[Task instructions]
In the material below, repeat only the lines from the one that holds "What data populates" through the final line, exactly as they stand.

[Start of Attachment]

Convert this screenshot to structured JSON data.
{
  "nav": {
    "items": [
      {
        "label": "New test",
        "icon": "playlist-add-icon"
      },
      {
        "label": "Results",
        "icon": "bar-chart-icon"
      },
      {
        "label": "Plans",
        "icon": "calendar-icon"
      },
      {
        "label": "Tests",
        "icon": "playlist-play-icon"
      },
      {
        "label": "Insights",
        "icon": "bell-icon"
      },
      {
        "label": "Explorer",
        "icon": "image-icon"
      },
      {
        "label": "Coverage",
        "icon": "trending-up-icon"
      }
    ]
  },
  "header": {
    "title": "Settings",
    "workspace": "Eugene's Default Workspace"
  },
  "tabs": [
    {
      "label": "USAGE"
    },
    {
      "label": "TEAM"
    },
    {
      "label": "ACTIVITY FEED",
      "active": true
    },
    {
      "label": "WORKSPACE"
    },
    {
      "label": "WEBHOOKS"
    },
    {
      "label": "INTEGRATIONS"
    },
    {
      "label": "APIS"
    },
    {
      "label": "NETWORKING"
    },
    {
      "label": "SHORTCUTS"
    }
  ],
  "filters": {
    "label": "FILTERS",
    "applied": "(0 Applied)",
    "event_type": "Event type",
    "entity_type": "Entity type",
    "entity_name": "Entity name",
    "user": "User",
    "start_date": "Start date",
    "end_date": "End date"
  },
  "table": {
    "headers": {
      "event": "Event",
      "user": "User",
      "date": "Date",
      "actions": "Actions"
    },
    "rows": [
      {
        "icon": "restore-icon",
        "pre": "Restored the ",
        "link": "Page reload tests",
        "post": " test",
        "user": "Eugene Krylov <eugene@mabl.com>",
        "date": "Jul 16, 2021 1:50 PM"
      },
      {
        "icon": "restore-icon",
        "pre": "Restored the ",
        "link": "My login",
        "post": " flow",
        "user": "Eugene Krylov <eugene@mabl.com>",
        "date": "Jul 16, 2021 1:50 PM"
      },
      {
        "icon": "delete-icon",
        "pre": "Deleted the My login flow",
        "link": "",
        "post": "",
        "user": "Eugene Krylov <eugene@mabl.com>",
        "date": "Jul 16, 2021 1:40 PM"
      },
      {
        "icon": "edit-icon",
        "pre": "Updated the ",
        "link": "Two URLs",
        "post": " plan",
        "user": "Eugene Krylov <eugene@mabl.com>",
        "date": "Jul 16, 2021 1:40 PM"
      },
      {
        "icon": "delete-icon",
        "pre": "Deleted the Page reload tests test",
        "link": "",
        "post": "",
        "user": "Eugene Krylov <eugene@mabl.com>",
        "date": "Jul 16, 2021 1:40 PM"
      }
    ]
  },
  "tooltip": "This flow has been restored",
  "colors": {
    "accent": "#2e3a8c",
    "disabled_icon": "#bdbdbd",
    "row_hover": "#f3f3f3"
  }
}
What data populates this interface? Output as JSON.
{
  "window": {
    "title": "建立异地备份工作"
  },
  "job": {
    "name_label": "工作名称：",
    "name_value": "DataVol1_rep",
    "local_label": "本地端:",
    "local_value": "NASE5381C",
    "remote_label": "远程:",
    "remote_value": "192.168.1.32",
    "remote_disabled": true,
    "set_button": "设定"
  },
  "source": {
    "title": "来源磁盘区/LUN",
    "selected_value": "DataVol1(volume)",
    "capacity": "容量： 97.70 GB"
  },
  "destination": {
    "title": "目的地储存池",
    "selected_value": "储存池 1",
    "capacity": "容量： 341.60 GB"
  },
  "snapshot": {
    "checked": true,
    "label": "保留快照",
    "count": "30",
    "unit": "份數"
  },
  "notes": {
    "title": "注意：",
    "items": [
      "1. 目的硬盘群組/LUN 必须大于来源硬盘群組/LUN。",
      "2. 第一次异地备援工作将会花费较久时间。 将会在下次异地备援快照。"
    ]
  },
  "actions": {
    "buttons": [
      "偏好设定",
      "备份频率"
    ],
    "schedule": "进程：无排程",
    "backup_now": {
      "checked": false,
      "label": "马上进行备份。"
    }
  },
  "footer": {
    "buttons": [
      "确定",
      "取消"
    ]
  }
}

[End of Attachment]

[Exercise answer]
What data populates this interface? Output as JSON.
{
  "window": {
    "title": "建立异地备份工作"
  },
  "job": {
    "name_label": "工作名称：",
    "name_value": "DataVol1_rep",
    "local_label": "本地端:",
    "local_value": "NASE5381C",
    "remote_label": "远程:",
    "remote_value": "192.168.1.32",
    "remote_disabled": true,
    "set_button": "设定"
  },
  "source": {
    "title": "来源磁盘区/LUN",
    "selected_value": "DataVol1(volume)",
    "capacity": "容量： 97.70 GB"
  },
  "destination": {
    "title": "目的地储存池",
    "selected_value": "储存池 1",
    "capacity": "容量： 341.60 GB"
  },
  "snapshot": {
    "checked": true,
    "label": "保留快照",
    "count": "30",
    "unit": "份數"
  },
  "notes": {
    "title": "注意：",
    "items": [
      "1. 目的硬盘群組/LUN 必须大于来源硬盘群組/LUN。",
      "2. 第一次异地备援工作将会花费较久时间。 将会在下次异地备援快照。"
    ]
  },
  "actions": {
    "buttons": [
      "偏好设定",
      "备份频率"
    ],
    "schedule": "进程：无排程",
    "backup_now": {
      "checked": false,
      "label": "马上进行备份。"
    }
  },
  "footer": {
    "buttons": [
      "确定",
      "取消"
    ]
  }
}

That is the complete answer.